Exercise brief =>
Among the entries, how many lines hold the word "this"? Respond with that number only.

(Data records for software interfaces)
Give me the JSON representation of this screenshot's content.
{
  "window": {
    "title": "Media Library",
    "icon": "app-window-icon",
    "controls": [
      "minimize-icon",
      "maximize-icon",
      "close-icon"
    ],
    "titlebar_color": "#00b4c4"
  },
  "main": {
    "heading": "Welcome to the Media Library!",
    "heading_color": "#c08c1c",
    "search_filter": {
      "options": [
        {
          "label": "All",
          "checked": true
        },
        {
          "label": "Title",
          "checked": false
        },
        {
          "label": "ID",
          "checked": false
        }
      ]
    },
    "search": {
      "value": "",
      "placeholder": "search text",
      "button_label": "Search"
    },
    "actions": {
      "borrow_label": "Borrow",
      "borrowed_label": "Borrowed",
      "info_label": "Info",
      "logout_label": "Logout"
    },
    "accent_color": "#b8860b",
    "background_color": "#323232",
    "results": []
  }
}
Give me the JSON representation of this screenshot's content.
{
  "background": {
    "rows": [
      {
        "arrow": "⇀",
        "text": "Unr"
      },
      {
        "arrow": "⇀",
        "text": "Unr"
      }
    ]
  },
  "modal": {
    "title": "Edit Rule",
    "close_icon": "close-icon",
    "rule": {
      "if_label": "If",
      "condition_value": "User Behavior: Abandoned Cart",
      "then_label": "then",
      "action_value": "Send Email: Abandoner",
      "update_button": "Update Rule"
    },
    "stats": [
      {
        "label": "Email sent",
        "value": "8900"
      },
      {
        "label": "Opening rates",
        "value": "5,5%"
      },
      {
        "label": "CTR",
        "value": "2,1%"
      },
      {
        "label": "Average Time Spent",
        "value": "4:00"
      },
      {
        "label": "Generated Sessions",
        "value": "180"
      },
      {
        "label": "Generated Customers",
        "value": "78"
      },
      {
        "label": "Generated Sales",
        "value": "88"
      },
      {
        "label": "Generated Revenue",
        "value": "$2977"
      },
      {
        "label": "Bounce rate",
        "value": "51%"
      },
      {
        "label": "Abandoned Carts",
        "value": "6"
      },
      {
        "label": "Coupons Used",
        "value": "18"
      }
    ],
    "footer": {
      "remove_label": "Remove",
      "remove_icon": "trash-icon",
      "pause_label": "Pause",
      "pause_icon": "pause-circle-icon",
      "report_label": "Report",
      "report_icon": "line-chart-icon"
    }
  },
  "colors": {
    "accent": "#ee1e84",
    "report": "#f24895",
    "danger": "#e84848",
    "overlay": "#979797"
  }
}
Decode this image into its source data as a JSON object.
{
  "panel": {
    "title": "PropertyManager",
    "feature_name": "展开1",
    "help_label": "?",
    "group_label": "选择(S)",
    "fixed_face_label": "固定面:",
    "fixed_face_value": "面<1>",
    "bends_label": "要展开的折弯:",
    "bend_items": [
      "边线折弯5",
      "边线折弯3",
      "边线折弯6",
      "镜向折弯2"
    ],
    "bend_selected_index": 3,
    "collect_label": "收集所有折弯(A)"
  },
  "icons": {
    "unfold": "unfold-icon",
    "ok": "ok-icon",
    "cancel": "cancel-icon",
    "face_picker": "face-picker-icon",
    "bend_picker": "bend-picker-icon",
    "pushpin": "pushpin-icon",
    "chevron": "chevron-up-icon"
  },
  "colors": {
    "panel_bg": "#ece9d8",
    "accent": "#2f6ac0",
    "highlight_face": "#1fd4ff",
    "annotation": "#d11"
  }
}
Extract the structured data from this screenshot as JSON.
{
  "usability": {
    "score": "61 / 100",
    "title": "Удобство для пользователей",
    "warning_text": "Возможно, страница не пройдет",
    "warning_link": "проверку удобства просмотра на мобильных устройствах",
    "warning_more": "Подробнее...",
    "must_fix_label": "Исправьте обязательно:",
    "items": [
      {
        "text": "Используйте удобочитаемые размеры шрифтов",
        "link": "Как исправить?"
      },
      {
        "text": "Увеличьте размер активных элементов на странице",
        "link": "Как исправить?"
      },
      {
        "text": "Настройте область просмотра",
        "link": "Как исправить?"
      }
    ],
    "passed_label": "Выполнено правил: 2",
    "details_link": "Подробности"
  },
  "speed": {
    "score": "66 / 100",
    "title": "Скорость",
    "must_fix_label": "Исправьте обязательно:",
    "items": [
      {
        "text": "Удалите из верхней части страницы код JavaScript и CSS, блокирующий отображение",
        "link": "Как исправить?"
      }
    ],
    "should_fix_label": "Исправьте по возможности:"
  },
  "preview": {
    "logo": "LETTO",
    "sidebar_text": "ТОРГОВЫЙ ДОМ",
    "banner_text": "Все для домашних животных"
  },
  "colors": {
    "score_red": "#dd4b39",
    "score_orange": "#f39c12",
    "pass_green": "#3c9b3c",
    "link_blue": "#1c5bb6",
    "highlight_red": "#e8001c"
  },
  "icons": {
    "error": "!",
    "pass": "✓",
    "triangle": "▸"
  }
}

Task result =>
4